now a Falcon. After a look around the internet I found WHDLoad
for the Amiga, and spent many, many hours pondering how such a
feat could be done on the humble ST. The end result was the D-
Bug ULS (Universal Loading System) which does a similar job to
the Amiga's WHDLoad. I'd imagine progressing with this loader
will be the main driving force of D-Bug in the future. So,
really, it's all come from wanting to be able to switch on and
play, without all that tedious floppy drive stuff.
cxt: Well unlike your Lethal Xcess crack ULS doesn't seem to
work like a ramdisk, but does something else. Can you try to
explain the technical background for us?
CJ: Sure... The standard method in the past for getting things to
run off the hard disk was, as you just said, using the extra
memory as a RAM disk and pre-loading everything before launching
the game - this avoids having to read anything further so gets
around there being no operating system or drivers in memory for
the hard disk calls. ULS works differently, in that it keeps a
"copy" of the operating system and drivers in memory and swaps
this in and out as needed allowing things to be loaded and
saved, or any other TRAP functions you'd care to use in your
loader code. So, for example, you could now save your games or
high scores to a file on the hard disk, rather than lose it when
you switch off - which opens up the possibility for converting a
lot of adventures and other games to fully hard disk compatible
cxt: Well that sounds like an interesting article for next
Alive, would you like to write one?
CJ: Sure! Most of the documentations is already written and
included with the public release of ULS. However, as it is being
constantly worked on and improved it will probably need an
overhaul shortly. If you'd like a crash course in ULS 101 for
Alive, I'll see what I can do.
cxt: Nice. You once said you would tell yourself not to go out
in a special Night in December if you could travel back in time.
What happened in that night?
CJ: I can't remember. Probably for the best :)
cxt: You probably know the Alive brainstorming test from
previous issues, so just type whatever comes to your mind for
each of the following letters.
CJ: Elephant Antics. A truly crap game.
C: Big blue wobbly thing that mermaids live in
Y: YMwhatnot. The buzzy chippy noise thing in the ST.
R: Modem not found (Obscure 8-Bit reference)
A: has to be Atari, doesn't it?
N: NOP - A crackers perfect instruction.
O: Oh, it worked. Wow!
J: JMP - Sometimes as useful as NOP
O: Oh, it didn't work. Damn!
N: Neochrome??? Why?? What's wrong with Degas??

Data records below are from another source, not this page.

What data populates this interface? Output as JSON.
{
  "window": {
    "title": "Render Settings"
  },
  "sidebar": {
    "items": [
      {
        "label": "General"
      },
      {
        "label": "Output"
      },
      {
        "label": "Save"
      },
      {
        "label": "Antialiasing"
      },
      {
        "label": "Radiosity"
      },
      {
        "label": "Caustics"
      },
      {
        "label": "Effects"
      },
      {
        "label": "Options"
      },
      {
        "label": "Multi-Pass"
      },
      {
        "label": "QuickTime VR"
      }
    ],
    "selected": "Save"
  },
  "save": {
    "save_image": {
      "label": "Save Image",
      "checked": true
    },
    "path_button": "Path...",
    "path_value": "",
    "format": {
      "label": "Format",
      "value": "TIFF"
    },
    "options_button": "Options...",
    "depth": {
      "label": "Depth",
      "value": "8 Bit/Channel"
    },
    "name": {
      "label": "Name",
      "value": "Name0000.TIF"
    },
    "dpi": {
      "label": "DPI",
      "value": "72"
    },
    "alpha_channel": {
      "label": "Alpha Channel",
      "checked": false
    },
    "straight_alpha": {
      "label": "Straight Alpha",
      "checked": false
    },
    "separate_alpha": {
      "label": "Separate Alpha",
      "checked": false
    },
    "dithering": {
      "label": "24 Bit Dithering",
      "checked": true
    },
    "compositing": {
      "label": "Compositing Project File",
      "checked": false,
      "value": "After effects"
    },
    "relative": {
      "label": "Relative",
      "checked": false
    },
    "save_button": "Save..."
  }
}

S: SID. Or, where did my CPU go?
O: Oh, it kind of worked. Where's GGN? He'll fix it!
F: Fat Freddy and Hit Cat.
D: D-Bug - The ONLY disks worth of their diskspace!
B: Bombs! Oh no!
U: Universal Loading System! Go ULS!
G: Gee Whiz, Batman.
cxt: Time to say goodbye, so if you want to greet someone or
want to get rid of some special message for our beloved readers,
shout it out now!
CJ: All the Alive team (for keeping it alive!) and the rest of
D-Bug (Shw, GGN and Melcus - Truly great people and a joy to be
part of a group with), and also Klaz of Atari Legend and the
good people of #atariscne on ircnet.
cxt: Thanks for this fine interview, and see you soon on the
next D-Bug menu.
CJ: You're welcome. Keep Atari Alive!
cxt for Alive, 2006-08-07